So Hq

Source: The Southern Company 

The Southern Company (NYSE:SO) reported earnings this week, missing on the top line but beating on the bottom. This is the fourth straight quarter The Southern Company has exceeded earnings expectations – but is it time to buy this dividend stock? Here's what you need to know.

The numbers
On the top line, sales for The Southern Company's third quarter came in at $5.34 billion, just shy of its $5.4 billion estimate. Despite the slight miss, that still puts Southern's sales for this quarter above Q3 2013 ($5.0 billion) and Q3 2012 ($5.0 billion).

On the bottom line, Southern continued its earnings streak by pulling in $735 million, or $1.09 per share. That's a $0.02 beat over estimates, mimicking a recurring theme of exceeding earnings expectations. The company surprised by $0.04 to hit $0.50 EPS in Q4 2013, beat by $0.10 at $0.66 for Q1 2014, and squeaked past by $0.02 to $0.68 for Q2 2014. All of these quarters also reflect improvements over year-ago earnings.

From a longer-term perspective, The Southern Company's finances have been volatile, but steadily trending upwards over the past five years.

SO Revenue (TTM) Chart

Beyond the numbers
Financial numbers alone are never enough for a smart investor. With over 37,000 MW of regulated electricity generation, 9,000 MW of competitive power, and 4.4 million customers, The Southern Company is a major energy player with many moving parts.

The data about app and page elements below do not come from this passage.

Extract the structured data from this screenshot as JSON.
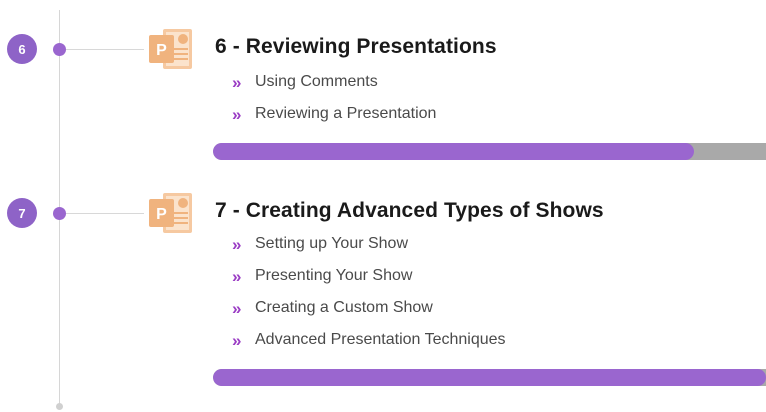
{
  "modules": [
    {
      "number": "6",
      "title": "6 - Reviewing Presentations",
      "lessons": [
        "Using Comments",
        "Reviewing a Presentation"
      ],
      "progress": 0.87,
      "icon": "powerpoint-icon"
    },
    {
      "number": "7",
      "title": "7 - Creating Advanced Types of Shows",
      "lessons": [
        "Setting up Your Show",
        "Presenting Your Show",
        "Creating a Custom Show",
        "Advanced Presentation Techniques"
      ],
      "progress": 1.0,
      "icon": "powerpoint-icon"
    }
  ],
  "bullet_glyph": "»",
  "colors": {
    "accent": "#9a66cf",
    "badge": "#8e63c7",
    "bullet": "#9a3cc4",
    "track": "#a9a9a9",
    "icon": "#f0b37e"
  }
}
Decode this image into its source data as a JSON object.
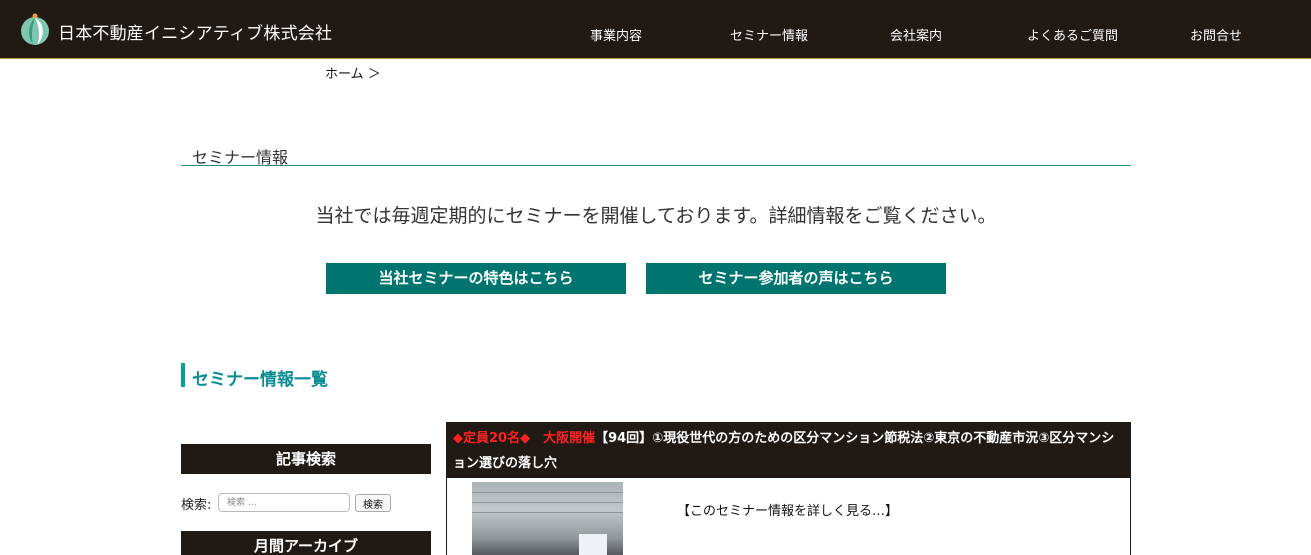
{
  "header": {
    "company_name": "日本不動産イニシアティブ株式会社",
    "nav": [
      "事業内容",
      "セミナー情報",
      "会社案内",
      "よくあるご質問",
      "お問合せ"
    ]
  },
  "breadcrumb": "ホーム ＞",
  "page": {
    "title": "セミナー情報",
    "intro": "当社では毎週定期的にセミナーを開催しております。詳細情報をご覧ください。",
    "buttons": [
      "当社セミナーの特色はこちら",
      "セミナー参加者の声はこちら"
    ],
    "list_heading": "セミナー情報一覧"
  },
  "sidebar": {
    "search_heading": "記事検索",
    "search_label": "検索:",
    "search_placeholder": "検索 …",
    "search_button": "検索",
    "archive_heading": "月間アーカイブ"
  },
  "post": {
    "badge": "◆定員20名◆　大阪開催",
    "title": "【94回】①現役世代の方のための区分マンション節税法②東京の不動産市況③区分マンション選びの落し穴",
    "read_more": "【このセミナー情報を詳しく見る…】"
  },
  "colors": {
    "header_bg": "#211914",
    "accent_teal": "#00756f",
    "heading_teal": "#0a8c93",
    "badge_red": "#ff2222"
  }
}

On the regulated front, the utility's guaranteed return on equity means that there's essentially only one simple way to increase profit: increase sales. So far for 2014, weather-normalized sales paint a mixed picture. While Southern's residential customers are essentially unmoved and commercial tapered off, the industrial sector continues to consume more energy.

So Customer Sales

Source: The Southern Company Q3 2014 Earnings Presentation 

On the power generation front, The Southern Company hasn't made any major switches. While other energy utilities like Duke Power Corp (NYSE:DUK) have been moving away from coal, The Southern Company is relying on new technology to keep tapping this cheap, readily available fuel source.

The company's 582 MW Kemper County, Mississippi Integrated Gasification Combined Cycle (IGCC) is meant to turn coal into clean, affordable electricity. But increased costs and delays have turned this dream into a nightmare, and Southern Company stock has long been tarnished by this black mark.

From an initial $2.2 billion cost estimate and a 2013 construction end date, the price tag currently tops $6 billion (with $330 million added on this week) and is far from completion. The plant is currently powering itself off natural gas, and is expected to operate in its full "clean coal" capacity by the first half of 2016.

The Southern Company's second massive infrastructure project is managing to fare better. In response to rising natural gas prices, Southern is hard at work constructing a $14 billion 1,117 MW nuclear power plant in Georgia. If all goes as planned, the units will be in place by Q4 2018.

Vogtle

Source: The Southern Company; Vogtle nuclear construction site 

Time to buy Southern?
Since its earnings announcement, Southern Company stock has slid a couple percentage points as the S&P 500 has made a couple percentage points comeback. That's no reason to buy or sell, but it is indicative of what investors care about.

Despite Southern's solid earnings beat for the fourth consecutive quarter, Mr. Market isn't satisfied with it business operations. It's continually dropped the ball on estimations for its Kemper plant and, more to the point, isn't diversifying as quickly as its competitors.

As fluctuating fuel prices continue to pit coal against gas against nuclear, Southern is stuck with megaprojects that don't offer the dynamism of smaller plants, smart grids, energy efficiency initiatives, or decentralized power. For now, at least, there are simply better dividend stocks to stick your money behind.

Justin Loiseau has no position in any stocks mentioned. The Motley Fool recommends Southern Company. Try any of our Foolish newsletter services free for 30 days. We Fools may not all hold the same opinions, but we all believe that considering a diverse range of insights makes us better investors. The Motley Fool has a disclosure policy.